essentially a fairly technical manual about the theories of programming languages. quite useful in determining the basics of “classical” programming language theory and practice.
First and foremost, the theoretical roots of PL are in maths, in formal notation, while its practical roots are in looming machines. It seems that the main thread that runs through the book (and perhaps PL research altogether?) is lack of ambiguity.
PL as notations are compared to English language, since they both have constructs of different types and different scales (sonnet, essay, note, etc.). To what extent are these constructs things that can be considered patterns? Because then aesthetic standards could be thought of as very narrow patterns.
On a different note, languages are only meaningful at the interface between the human and the machine (cf. Galloway, Thacker, Language, life, code). But that still doesn’t tell us if machines understand anything at all. The author seems to state that the computer only ever understands binary (quoting Goldstine, 1972).
The art of programming is the art of organizing complexity (Djikstra)
However, is that only the case for structured programming, and less so for imperative/functional/declarative programming? (Declarative programming looks fckn crazy)
introduced in 1958 by Algol 58, because they were dissatisfied with the fact that subtle semantic questions remained unanswered due to a lack of clear description. it then seems that the basics of PL are formal syntax and informal semantics

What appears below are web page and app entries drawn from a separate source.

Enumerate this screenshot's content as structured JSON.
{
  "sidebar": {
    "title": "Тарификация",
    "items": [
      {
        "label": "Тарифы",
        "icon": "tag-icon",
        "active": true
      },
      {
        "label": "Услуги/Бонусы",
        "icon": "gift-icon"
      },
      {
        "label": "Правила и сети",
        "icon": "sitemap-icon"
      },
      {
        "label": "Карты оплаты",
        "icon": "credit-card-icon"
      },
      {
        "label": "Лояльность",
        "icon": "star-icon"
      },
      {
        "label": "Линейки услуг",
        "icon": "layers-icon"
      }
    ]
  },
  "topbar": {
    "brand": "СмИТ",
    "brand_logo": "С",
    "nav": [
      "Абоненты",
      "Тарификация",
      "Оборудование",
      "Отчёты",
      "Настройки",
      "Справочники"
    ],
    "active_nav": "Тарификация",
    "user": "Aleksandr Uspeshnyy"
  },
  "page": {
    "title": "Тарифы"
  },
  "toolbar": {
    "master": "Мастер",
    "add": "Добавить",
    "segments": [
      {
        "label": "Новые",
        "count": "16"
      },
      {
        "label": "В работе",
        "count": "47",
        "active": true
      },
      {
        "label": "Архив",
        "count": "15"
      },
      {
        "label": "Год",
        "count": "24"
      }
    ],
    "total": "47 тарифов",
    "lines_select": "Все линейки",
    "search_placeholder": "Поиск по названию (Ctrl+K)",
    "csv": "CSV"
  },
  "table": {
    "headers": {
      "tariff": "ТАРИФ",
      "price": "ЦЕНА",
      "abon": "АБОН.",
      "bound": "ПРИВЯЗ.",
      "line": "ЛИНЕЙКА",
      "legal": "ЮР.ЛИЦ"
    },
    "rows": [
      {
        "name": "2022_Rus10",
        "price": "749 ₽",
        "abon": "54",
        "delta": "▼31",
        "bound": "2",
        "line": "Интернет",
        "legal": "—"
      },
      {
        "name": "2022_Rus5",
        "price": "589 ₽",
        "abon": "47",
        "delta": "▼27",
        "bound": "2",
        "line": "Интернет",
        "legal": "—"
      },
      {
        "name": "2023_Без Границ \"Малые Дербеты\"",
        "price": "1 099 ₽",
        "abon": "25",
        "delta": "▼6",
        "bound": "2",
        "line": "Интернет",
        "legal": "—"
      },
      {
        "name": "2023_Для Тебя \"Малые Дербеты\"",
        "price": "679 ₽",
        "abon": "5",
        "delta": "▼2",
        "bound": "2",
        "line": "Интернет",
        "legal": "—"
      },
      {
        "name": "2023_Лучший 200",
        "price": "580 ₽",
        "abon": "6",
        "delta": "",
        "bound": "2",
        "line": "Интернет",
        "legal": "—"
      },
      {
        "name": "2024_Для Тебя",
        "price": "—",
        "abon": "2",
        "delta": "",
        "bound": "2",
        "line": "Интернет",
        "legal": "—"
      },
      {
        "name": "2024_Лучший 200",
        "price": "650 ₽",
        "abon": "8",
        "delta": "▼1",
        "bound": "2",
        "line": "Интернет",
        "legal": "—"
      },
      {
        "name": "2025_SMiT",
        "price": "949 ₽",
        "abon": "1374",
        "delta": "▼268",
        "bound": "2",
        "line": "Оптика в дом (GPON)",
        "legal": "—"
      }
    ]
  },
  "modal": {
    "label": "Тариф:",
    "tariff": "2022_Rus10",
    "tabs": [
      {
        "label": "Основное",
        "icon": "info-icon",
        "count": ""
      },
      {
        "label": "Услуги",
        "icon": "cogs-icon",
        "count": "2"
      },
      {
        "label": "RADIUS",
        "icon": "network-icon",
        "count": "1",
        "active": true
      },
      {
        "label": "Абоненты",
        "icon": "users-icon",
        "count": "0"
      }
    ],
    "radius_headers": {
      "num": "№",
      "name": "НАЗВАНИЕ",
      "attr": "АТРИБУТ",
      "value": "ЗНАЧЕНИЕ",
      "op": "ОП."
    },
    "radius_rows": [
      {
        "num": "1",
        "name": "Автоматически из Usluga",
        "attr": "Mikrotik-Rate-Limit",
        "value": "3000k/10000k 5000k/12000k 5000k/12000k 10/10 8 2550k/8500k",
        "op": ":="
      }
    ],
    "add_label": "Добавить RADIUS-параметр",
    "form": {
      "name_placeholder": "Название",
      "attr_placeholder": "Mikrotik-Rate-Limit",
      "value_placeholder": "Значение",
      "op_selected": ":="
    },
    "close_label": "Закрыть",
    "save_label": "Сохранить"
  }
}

|given||extrapolated (from environment)|
|data procedures||data structures|
semantics imply how variables and functions “should” behave: the expectation is about the development of an external system (CPUs have, to an extent, already the ability to foresee their internal behaviour, see SPECTRE). there is also some aspect of context, of pre-existing knowledge. as such, each higher layer provides some context for the previous layer (assembly gives meaning to machine code, C gives meaning to assembly, Go gives meaning to C, etc.), and so do we reach a point where the programmer themselves are the context? is this where the magic happens (i.e. in the mind)
(implications of thesis: there is art in everything? or only in programming? that’s a longer work to verify OR you can only find it beautiful if you can understand it)

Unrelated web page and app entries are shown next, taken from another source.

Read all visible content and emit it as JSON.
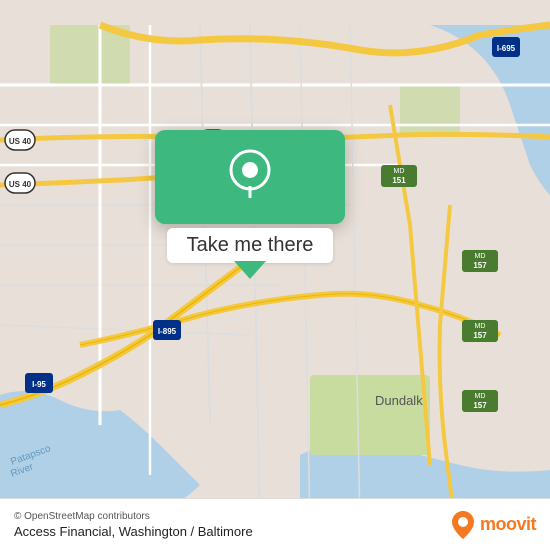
{
  "map": {
    "bg_color": "#e8e0d8",
    "water_color": "#b0d0e8",
    "road_yellow": "#f5c842",
    "road_white": "#ffffff",
    "road_gray": "#cccccc",
    "park_color": "#c8dca0"
  },
  "popup": {
    "label": "Take me there",
    "bg_color": "#3db87e",
    "icon": "map-pin-icon"
  },
  "bottom_bar": {
    "osm_credit": "© OpenStreetMap contributors",
    "location": "Access Financial, Washington / Baltimore",
    "logo_text": "moovit"
  }
}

there is grammar to explain the syntax of a PL (e.g. BNF), and then there is English to explain its semantics. semantics in PL consist of values and environments.
fun fact: at some moment (p.515) they mention prefix notation, infix notation and postfix notation. when it doesn’t match, they call it mixfix notation (just for the sake of being able to categorize it all?)
so each programming language is made up of an abstract tree composed of terminals (tokens, values), non-terminals (procedures, expressions, statements) and production rules (how to get a non-terminal from a bunch of terminals).
look(x, nil), like staring into the abyss.
There are a bunch of ways to attach values to terminals:
There are (at least) two different kinds of beauty:
From Programming Languages: Design and Implementation, p.508:
The difference among programming languages are not quantitative differences in what can be done, by only qualitative differences in how elegantly, easily and effectively things can be done.